The impact of this essentially means that all of us at some point will have to re-evaluate and re-assess what our wants and our needs are, but also to assess our skillset as well as explore opportunities at several junctures in our life. The demand for careers advisers to adopt a more coaching approach has been huge and has grown momentum in recent years. As career coaches aim to support those to adapt to the ever-changing landscape and effectively support them through making effective transitions and choices. There have been many advocates over the years, who have debated the need for a more coaching style to the work that careers advisers already do, advocating for the need to equip professionals with toolkit that can holistically support individuals.
Advocates such as Hargrove R (2008), Hambly and Bomford (2019) and Beth Kennedy (2018) all have promoted creative career coaching in their own way. That in order
“to meet the challenges of the modern opportunity landscape, clients need to develop career management skills such as positivity, networking, presentation, personal branding, research and information management” Hambly and Bomford (Preface 2019)
Therefore you could argue that to be an effective support to individuals, the role of a career adviser should change to adapt with the times. You could even go as far to suggest that through times of economic crisis, such as the Covid-19 pandemic that we are facing in 2020, the skills Careers Advisers have will be greater in demand, perhaps more than ever. As governments will look at these groups of professionals to support those who lost their livelihood as well as those who jobs changed and the need to adapt became even more important than ever.

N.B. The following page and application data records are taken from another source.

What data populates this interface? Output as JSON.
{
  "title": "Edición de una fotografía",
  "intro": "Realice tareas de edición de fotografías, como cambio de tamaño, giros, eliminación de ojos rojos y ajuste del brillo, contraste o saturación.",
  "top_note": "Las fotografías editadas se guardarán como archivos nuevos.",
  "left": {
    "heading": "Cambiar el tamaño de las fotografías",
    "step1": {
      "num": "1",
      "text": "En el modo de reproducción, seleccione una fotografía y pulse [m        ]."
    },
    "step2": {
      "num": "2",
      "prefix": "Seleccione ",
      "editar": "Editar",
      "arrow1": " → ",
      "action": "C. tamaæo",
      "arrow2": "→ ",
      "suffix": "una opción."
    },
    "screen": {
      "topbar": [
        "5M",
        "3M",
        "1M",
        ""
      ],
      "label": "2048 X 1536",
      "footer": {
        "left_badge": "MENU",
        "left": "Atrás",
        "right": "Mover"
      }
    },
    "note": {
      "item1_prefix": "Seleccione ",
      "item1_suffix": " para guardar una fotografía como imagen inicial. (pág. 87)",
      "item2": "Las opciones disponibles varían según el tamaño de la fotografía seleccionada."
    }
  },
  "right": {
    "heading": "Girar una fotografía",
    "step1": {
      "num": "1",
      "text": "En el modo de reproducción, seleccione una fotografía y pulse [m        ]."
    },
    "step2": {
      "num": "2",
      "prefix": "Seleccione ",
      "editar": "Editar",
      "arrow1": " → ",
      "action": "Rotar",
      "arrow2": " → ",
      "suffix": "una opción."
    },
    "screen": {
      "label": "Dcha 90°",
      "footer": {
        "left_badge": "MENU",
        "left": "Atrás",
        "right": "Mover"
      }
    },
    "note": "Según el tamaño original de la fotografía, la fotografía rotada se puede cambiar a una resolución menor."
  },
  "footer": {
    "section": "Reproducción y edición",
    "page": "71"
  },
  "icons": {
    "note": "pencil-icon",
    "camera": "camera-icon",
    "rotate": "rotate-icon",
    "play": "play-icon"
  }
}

Careers Advisers often work with individuals with a variety of complex needs often with a multitude of barriers that can prevent them from moving forward. It is important that Careers Advisers acknowledge they play and to adopt a more ‘coaching style’ tailored to meet the needs of the client, to adopt a more holistic approach a move between different theoretical approaches and to use a wide range of strategies and techniques to help the individual. A coaching style can include using research as well as theory to inform their practise and to be open to borrow techniques often used by Counsellors, Life Coaches and Mental Health Workers. So how do we make these changes? There are actually many steps that you can take to develop your skills further and to begin to incorporate elements of coaching. This can include:
- Undertaking formal courses in Life Coaching, Counselling and Mental Health
- Attending conferences, workshops and training in career coaching, coaching mental health and well-being as well as how to boost your resilience
- Research and start reading more into career coaching, start thinking what works for you.
- Get involved in webinars and online streaming and discussion especially around the subject of career coaching
- Engage with other career coaches, through professional platforms such as LinkedIn, Twitter etc. Perhaps to subscribe to blogs, as well as start to follow these professionals. You can also ask for advice and information through these channels.
It is important to recognise a career coach’s approach is client-centred; the client is at the heart of the process. It is important also to look at attributes such as empathy, compassion, as well as active listening skills. Another aspect to bear in mind is to be more open minded to extend your repertoire of skills that you already have, allowing you to work with a wide range of clients. A Career Coach needs to be open to ideas to be flexible and adaptable to the needs of the clients. Your toolbox can include using digital skills, using role play, exploring mindfulness and other concepts such as exploring with the client the idea of having a gratitude diary to meet the needs of your clients.
Career Coaches is the natural evolution of the role of a Careers Adviser as professionals, we are dealing with those who may experience periods of isolation, unemployment and loss of income. Through these experiences many become susceptible to mental health issues that may spiral into disorders. I feel Careers Advisers and professionals should be supporting individuals to achieve their goals but also to raise aspiration, to give hope, to help individuals to become more resilient to the changes that they are expected to face.
Sarfraz Ahmed, Careers Advisors, Leicester College
Beth Benatti Kennedy-‘Career Re-Charge – Five Strategies to Boost Resilience and Burn Burnout, (2018) Capucia LC Publishing
Hargrove, R (2008), Masterful Coaching; (3rd edition) San Francisco: Jossey-Bass
Liane Hambly and Ciara Bomford (2019) Creative Career Coaching – Theory Into Practise Routeledge